We suggest that you make an extra effort to listen to your child during this time.  According to experts, It is important that you deal honestly and directly with any questions that your child may ask about the situation.  Referring to death as passing away may result in confusion, and it is appropriate that you use the word “death” in your discussions.  Should you have difficulty approaching this issue or if you would like additional information about talking to your child about death, please look at the links I have provided below.

Some other suggestions that parents may find useful in helping their child:


  • Be a good listener. Listen carefully for any misconceptions or distortions your child may have about the situation.
  • Provide physical closeness. Spend extra time with your child.  Talk and offer reassurance.
  • Encourage your child to ask questions and to discuss his/her feelings.

We are deeply saddened by the loss of Mrs. King and will make every effort to help you and your child as you need.  Please do not hesitate to contact the school if we can be of additional assistance to you and/or your child during this difficult time.




Amy Willis

Rocky Ridge School Counselor


What to expect at school:


Each of the classroom teachers will have this script to use with their class if needed.  We as a staff are all experiencing the disbelief and feelings of grief as well and may be searching for the right words to say, so hopefully this will help those teachers that may be unsure.  After researching childhood grief and obtaining advice from the National Association of School Psychologist, USC National Center for School Crisis and Bereavement, the Amelia Center, the Dougy Foundation, and the US Department of Education I have edited this script to make sure it is delivered in the way advised by these organizations to include the facts and opportunities to seek help if needed.  Teachers know their students best and have the freedom to adjust and edit parts of the script below to make it appropriate for their class.


Example script:

We received some very sad news over the Thanksgiving break.  Our librarian, Mrs. King, was out of town visiting her daughter for the holiday and was hit by a car while crossing the road with her family.  Unfortunately, Mrs. King was killed by the injuries caused by the car.  Her husband and daughter were also injured but are still alive and are recovering at the hospital in Denver, Colorado.

*Facts are important to dispel any rumors and confusion.

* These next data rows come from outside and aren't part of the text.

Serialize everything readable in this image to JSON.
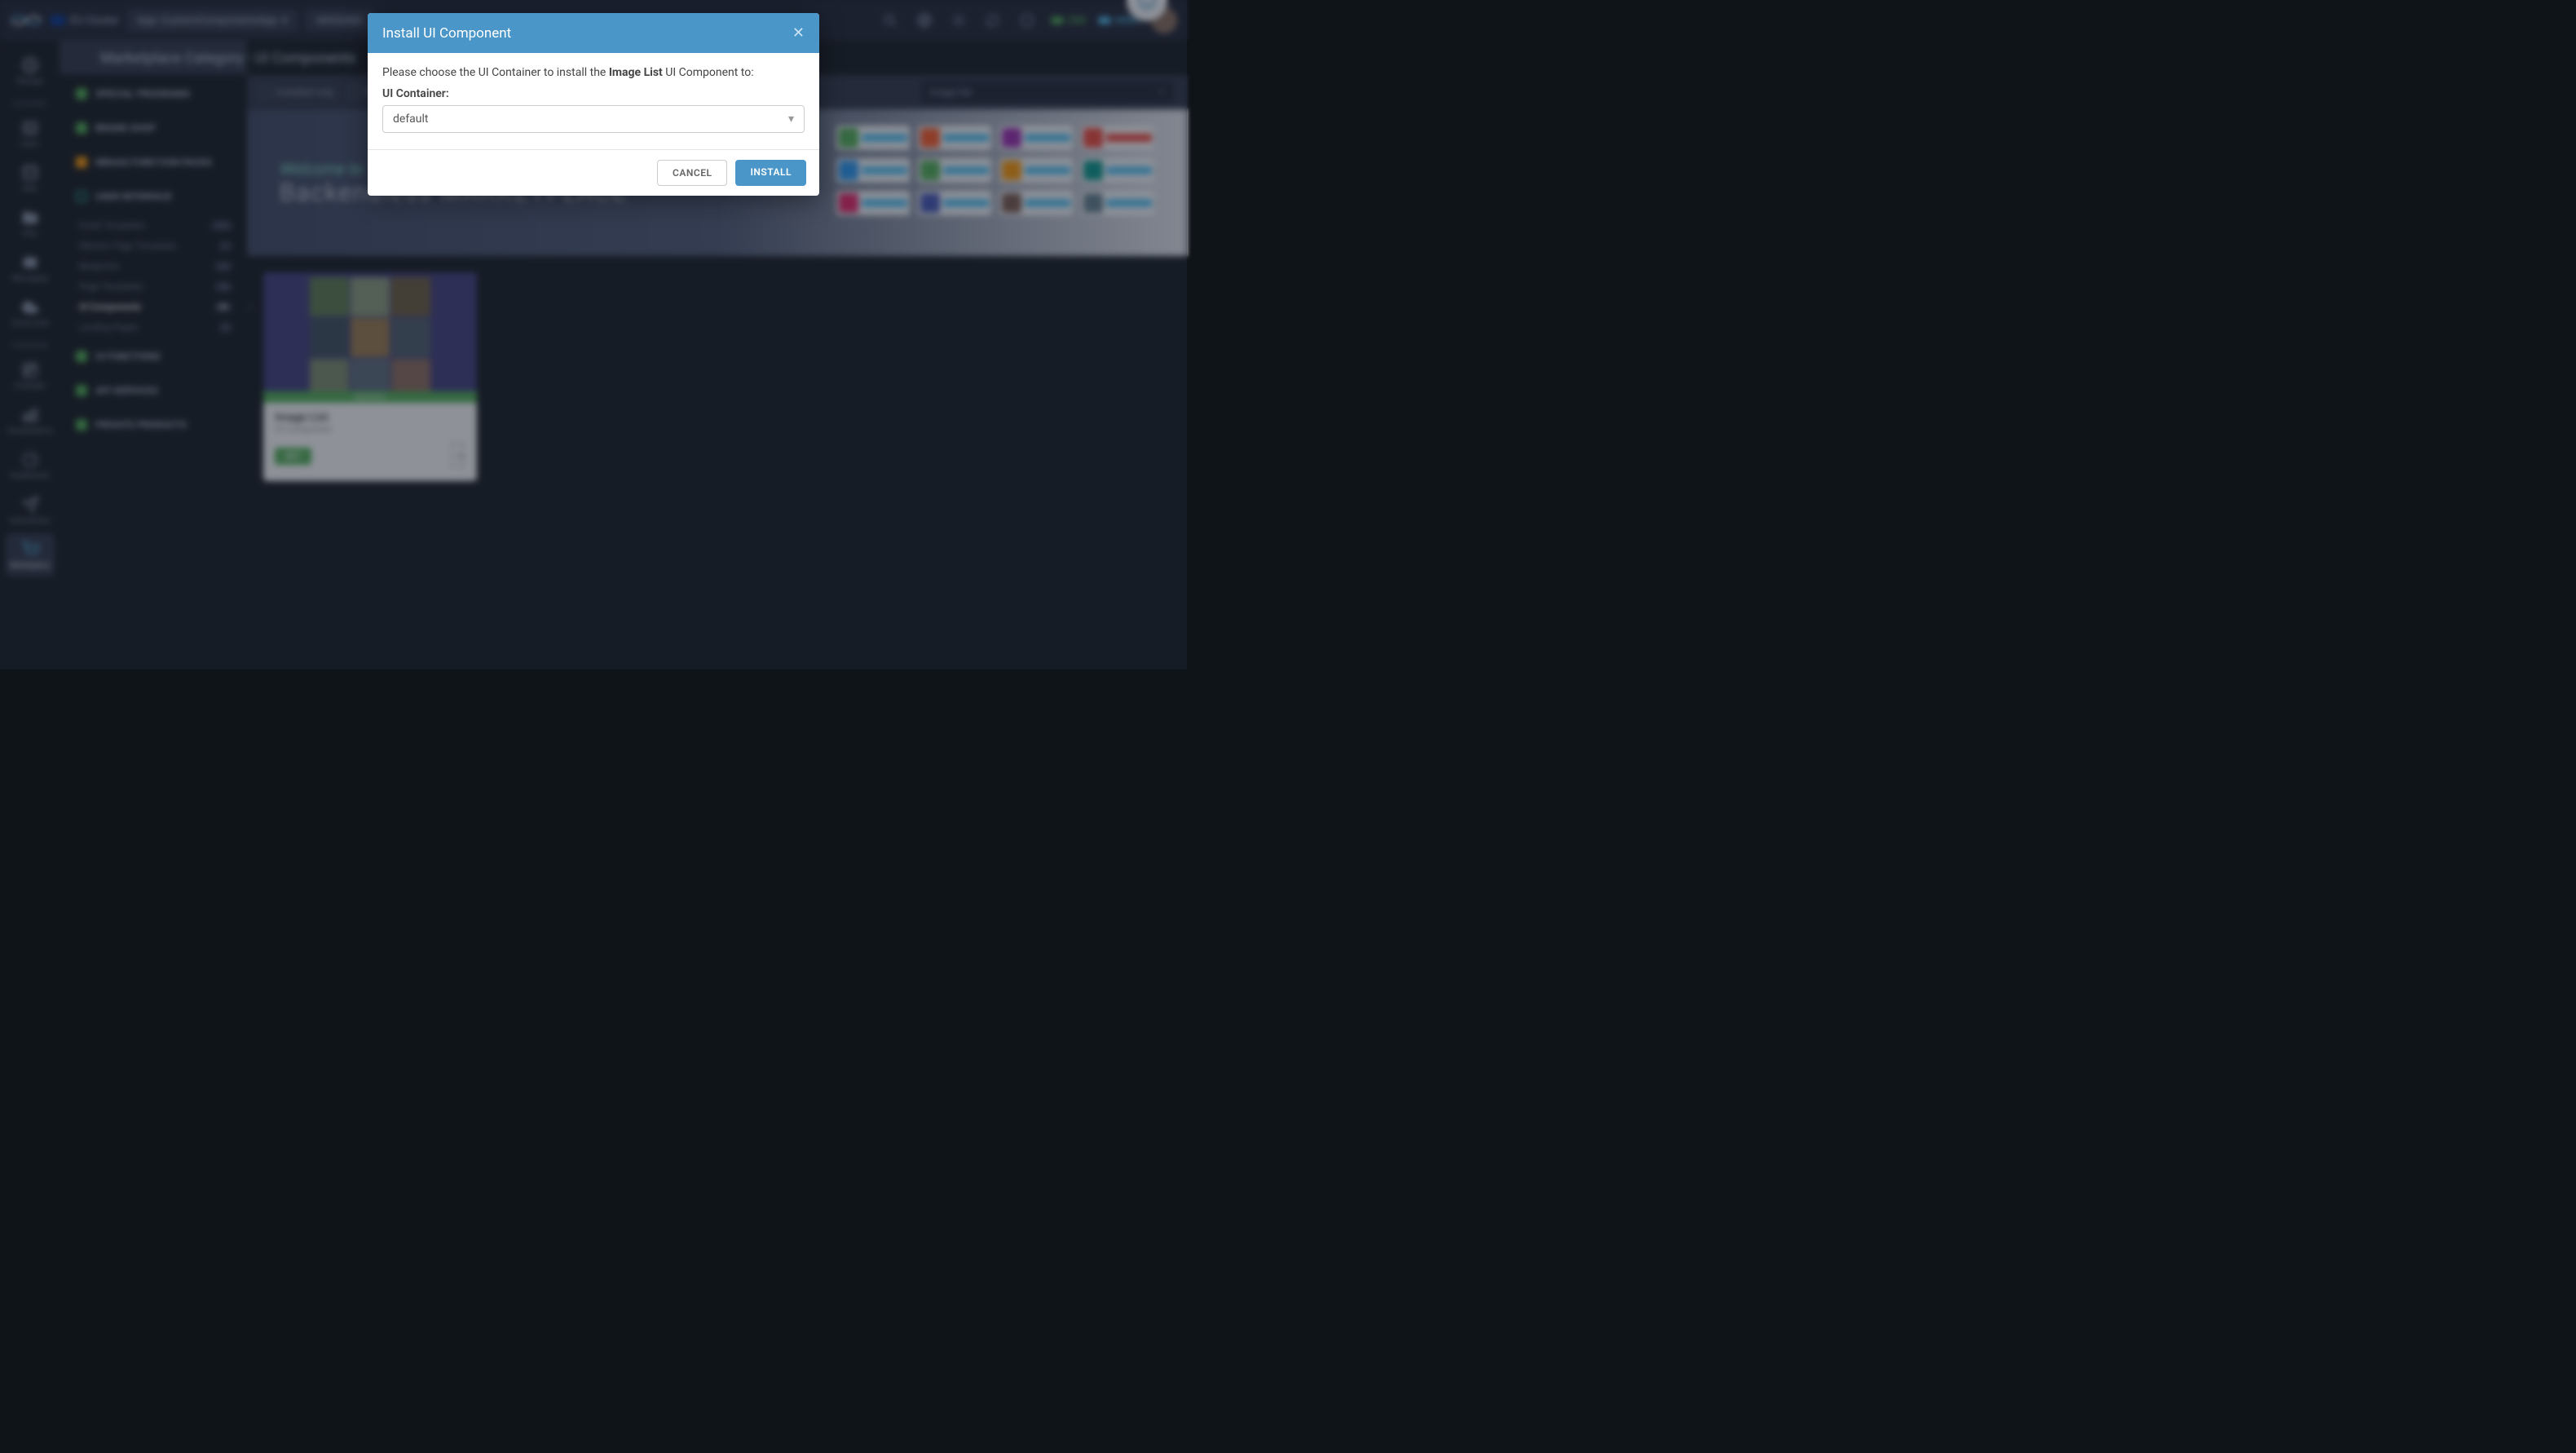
{
  "topbar": {
    "cluster": "EU Cluster",
    "app_label": "App: CustomComponentsApp",
    "mission": "MISSIONS",
    "credits_green": "200",
    "credits_blue": "6450"
  },
  "leftSidebar": {
    "section_backend": "BACKEND",
    "section_frontend": "FRONTEND",
    "items": [
      {
        "label": "Manage"
      },
      {
        "label": "Users"
      },
      {
        "label": "Data"
      },
      {
        "label": "Files"
      },
      {
        "label": "Messaging"
      },
      {
        "label": "Cloud Code"
      },
      {
        "label": "UI Builder"
      },
      {
        "label": "Visualizations"
      },
      {
        "label": "Dashboards"
      },
      {
        "label": "Automations"
      },
      {
        "label": "Marketplace"
      }
    ]
  },
  "categories": {
    "special_programs": "SPECIAL PROGRAMS",
    "brand_shop": "BRAND SHOP",
    "mbaas": "MBAAS FUNCTION PACKS",
    "user_interface": "USER INTERFACE",
    "ui_functions": "UI FUNCTIONS",
    "api_services": "API SERVICES",
    "private_products": "PRIVATE PRODUCTS",
    "subs": [
      {
        "label": "Email Templates",
        "count": "130"
      },
      {
        "label": "Mission Page Templates",
        "count": "1"
      },
      {
        "label": "Blueprints",
        "count": "23"
      },
      {
        "label": "Page Templates",
        "count": "38"
      },
      {
        "label": "UI Components",
        "count": "96"
      },
      {
        "label": "Landing Pages",
        "count": "4"
      }
    ]
  },
  "breadcrumb": "Marketplace Category - UI Components",
  "filters": {
    "installed_only": "Installed only",
    "free_only": "Free only",
    "search_value": "image list"
  },
  "hero": {
    "welcome": "Welcome to",
    "title": "Backendless MARKETPLACE"
  },
  "card": {
    "title": "Image List",
    "subtitle": "UI Component",
    "get": "GET",
    "app_label": "Application",
    "stats": {
      "downloads": "8",
      "installs": "0",
      "stars": "0"
    }
  },
  "modal": {
    "title": "Install UI Component",
    "prompt_pre": "Please choose the UI Container to install the ",
    "prompt_name": "Image List",
    "prompt_post": " UI Component to:",
    "container_label": "UI Container:",
    "selected": "default",
    "cancel": "CANCEL",
    "install": "INSTALL"
  }
}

We will all miss Mrs. King and know that this news is very difficult for all of us to accept and that we will need to support each other during the grieving process. *empathy

I understand that many of you may be upset, confused, and have questions about Mrs. King’s death. I will try to answer any questions that I can. If you would like, we will take some extra time this morning to talk about what has happened.*empathy

At times like this, it is okay to have many different feelings, including sadness, anger, and disbelief. It is okay to cry. Together, we can talk about whatever you may be feeling or want to talk about. If I can not answer your questions, or you would like to talk to someone privately, we have some extra counselors here today in the theater to assist any students who may want or need to talk with someone about how they are feeling. I want you to know that all of the adults in the building are here to help you in any way that we can. *Resources available  

I will provide you with additional information as it becomes available. *honesty and openness


NOTE TO TEACHERS:  Check to see how students are doing – does anyone have any questions – does anyone need some time to talk with a counselor – if so, please send them to the theater with one of the passes provided.

During their library time tomorrow, one of the HEART Team members will also be available to read the book, I MISS YOU by Pat Thomas.  After reading the book, students will have the opportunity to write a short letter, draw a picture, or write down some memories to help with the grieving process.